This was shot on a family day out to the wonderful Ightham Mote. This fantastic 14th Century moated manor mouse is situated in Ivy Hatch, just to the East of Sevenoaks in Kent and according to Pevsner, it is 'the most complete small medieval manor house in the country. Dating back to either around about 1320 or 1340 (the date is unclear), this fantastic building has been owned by "medieval knights, courtiers to Henry VIII and high society Victorians". and would have been built during the reign of either Edward II who was notable for a defeat in Scotland by Robert The Bruce and the Battle of Bannockburn (considered the worst defeat for the English since the Battle of Hastings in 1066) or Edward III who was notable for introducing significant legislation, including the Statute of Labourers of of 1351 which helped address the problem of a dire lack of workers as a result of the Black Death. In 1521, Sir Richard Clement bought the house for £400 (approx. £141,832 as of 2005).
£400 in the 1520s could have bought you:
Days (craftsman wages in building trade)
Wool (per stone)
Sir William Selby (d. 1611) of Twizell bought Ightham Mote in 1591 and on his death in 1611 bequeathed it to his nephew, also Sir William Selby (d. 1637) of Twizell Castle.
In 1644 the estate came into the ownership of a nephew, George Selby of London, who was appointed High Sheriff of Kent in 1648.
In the 18th century the estate passed via the female line when Dorothy Selby married John Browne. On the death of the 9th Viscount Montague in 1797 the Browne successors and descendant Thomas Selby of Ightham made an unsuccessful claim to the Viscountcy.
The marriage of Lewis Marianne Selby of Beal into the Bigge family in 1833 led to the creation of Selby-Bigge and the estate remained in the family until sold in 1889 to Sir T C Fergusson.
In 1865 Elizabeth Selby of Ightham (1839–1906) married William Court Gully who upon accession to the Peerage took the title Viscount Selby.
In 1889, the house was sold to Sir Thomas Colyer-Fergusson who was an archaeologist and High Sheriff of Kent in 1905-1906. It remained with him until 1951, when it was sold upon his death to a consortium of three locals - a builder (William Durling) a farmer (John Goodwin) and a pharmacist (John Baldwin).

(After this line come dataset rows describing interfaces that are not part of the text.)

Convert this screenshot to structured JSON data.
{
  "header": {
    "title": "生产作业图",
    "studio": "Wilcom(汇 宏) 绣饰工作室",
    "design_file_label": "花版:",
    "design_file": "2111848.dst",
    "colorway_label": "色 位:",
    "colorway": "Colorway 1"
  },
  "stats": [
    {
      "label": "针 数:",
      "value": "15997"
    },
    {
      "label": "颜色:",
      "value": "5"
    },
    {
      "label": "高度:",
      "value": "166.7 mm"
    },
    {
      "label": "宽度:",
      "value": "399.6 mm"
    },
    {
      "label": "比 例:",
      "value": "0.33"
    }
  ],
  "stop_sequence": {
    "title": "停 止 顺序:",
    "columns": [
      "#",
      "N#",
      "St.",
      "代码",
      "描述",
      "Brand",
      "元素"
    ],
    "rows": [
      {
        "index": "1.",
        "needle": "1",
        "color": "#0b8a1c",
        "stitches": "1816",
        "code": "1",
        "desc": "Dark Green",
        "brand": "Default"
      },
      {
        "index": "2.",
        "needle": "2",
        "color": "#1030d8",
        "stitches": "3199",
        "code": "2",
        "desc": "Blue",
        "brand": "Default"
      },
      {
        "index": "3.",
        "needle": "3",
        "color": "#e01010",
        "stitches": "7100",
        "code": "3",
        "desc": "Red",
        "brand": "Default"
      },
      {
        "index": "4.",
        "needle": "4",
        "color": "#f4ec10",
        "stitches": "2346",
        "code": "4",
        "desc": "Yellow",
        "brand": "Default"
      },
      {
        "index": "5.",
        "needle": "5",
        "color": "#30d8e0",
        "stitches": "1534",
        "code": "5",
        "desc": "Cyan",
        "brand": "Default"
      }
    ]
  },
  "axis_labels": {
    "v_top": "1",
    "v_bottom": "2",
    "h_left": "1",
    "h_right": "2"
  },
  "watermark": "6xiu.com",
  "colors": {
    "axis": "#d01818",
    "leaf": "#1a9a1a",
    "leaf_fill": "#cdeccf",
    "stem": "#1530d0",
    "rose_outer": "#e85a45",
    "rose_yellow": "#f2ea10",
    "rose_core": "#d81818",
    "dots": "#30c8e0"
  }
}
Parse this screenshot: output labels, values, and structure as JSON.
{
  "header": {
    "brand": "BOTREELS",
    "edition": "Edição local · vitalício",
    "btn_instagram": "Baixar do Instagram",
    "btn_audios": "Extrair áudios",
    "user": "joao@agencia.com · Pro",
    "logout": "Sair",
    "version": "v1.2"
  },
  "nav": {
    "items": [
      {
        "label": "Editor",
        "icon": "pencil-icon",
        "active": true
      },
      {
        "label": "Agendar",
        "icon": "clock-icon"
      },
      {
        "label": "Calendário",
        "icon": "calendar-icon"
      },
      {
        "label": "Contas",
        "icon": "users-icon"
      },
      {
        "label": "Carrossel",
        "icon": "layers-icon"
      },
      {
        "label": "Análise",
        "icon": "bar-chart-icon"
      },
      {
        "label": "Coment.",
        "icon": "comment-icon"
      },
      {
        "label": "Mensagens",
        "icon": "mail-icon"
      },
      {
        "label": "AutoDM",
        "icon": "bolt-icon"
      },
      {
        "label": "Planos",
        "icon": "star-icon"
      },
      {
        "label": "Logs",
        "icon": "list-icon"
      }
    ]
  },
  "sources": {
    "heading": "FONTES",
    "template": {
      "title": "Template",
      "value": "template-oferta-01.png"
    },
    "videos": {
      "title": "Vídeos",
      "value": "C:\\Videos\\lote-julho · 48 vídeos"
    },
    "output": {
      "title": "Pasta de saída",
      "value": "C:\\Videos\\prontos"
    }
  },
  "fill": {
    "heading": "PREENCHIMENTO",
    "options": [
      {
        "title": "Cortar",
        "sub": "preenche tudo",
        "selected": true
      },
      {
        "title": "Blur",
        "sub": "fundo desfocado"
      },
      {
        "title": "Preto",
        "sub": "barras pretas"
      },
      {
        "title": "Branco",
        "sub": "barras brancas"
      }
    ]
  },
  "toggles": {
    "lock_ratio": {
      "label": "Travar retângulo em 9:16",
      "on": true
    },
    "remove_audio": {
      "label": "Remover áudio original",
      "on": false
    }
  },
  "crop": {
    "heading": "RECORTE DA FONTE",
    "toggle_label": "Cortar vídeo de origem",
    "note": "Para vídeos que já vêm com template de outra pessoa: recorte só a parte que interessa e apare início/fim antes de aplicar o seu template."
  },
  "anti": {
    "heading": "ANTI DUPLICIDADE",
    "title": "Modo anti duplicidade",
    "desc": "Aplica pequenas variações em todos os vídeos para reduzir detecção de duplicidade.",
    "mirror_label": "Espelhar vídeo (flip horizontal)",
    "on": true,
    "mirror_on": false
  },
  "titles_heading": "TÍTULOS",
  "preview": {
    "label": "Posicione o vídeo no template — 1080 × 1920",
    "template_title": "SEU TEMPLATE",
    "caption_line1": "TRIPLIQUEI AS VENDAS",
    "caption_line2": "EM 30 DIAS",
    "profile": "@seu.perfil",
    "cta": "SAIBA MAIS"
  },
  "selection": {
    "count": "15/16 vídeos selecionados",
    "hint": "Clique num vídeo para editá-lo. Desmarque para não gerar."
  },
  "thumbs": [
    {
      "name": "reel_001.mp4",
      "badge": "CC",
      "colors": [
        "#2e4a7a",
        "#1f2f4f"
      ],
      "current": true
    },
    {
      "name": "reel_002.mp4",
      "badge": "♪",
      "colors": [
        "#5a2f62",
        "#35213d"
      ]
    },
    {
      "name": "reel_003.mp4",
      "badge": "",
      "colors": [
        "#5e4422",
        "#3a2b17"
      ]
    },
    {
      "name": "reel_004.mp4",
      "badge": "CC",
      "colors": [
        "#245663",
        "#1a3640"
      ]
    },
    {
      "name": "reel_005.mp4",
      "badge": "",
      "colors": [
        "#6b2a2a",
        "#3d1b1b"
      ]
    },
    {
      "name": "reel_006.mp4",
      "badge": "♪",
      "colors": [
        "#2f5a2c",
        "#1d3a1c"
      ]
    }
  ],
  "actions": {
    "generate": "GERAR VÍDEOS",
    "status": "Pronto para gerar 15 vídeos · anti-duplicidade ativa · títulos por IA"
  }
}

In 1953, American businessman Charles Henry Robinson bought the house who had seen the it when he was younger. When it was purchased, it was in a state of disrepair with some of the chimneys in the moat and the roof only just being watertight. Charles Henry Robinson's father had run a paper distribution company in the late 1870s, and Charles and his brother joined the family business. the house was bequeathed to the National Trust upon his death in 1985.
Photograph Details: Nikon D7000 Focal length 18mm with 0.7x converter ISO-500 exp: 1/200 f22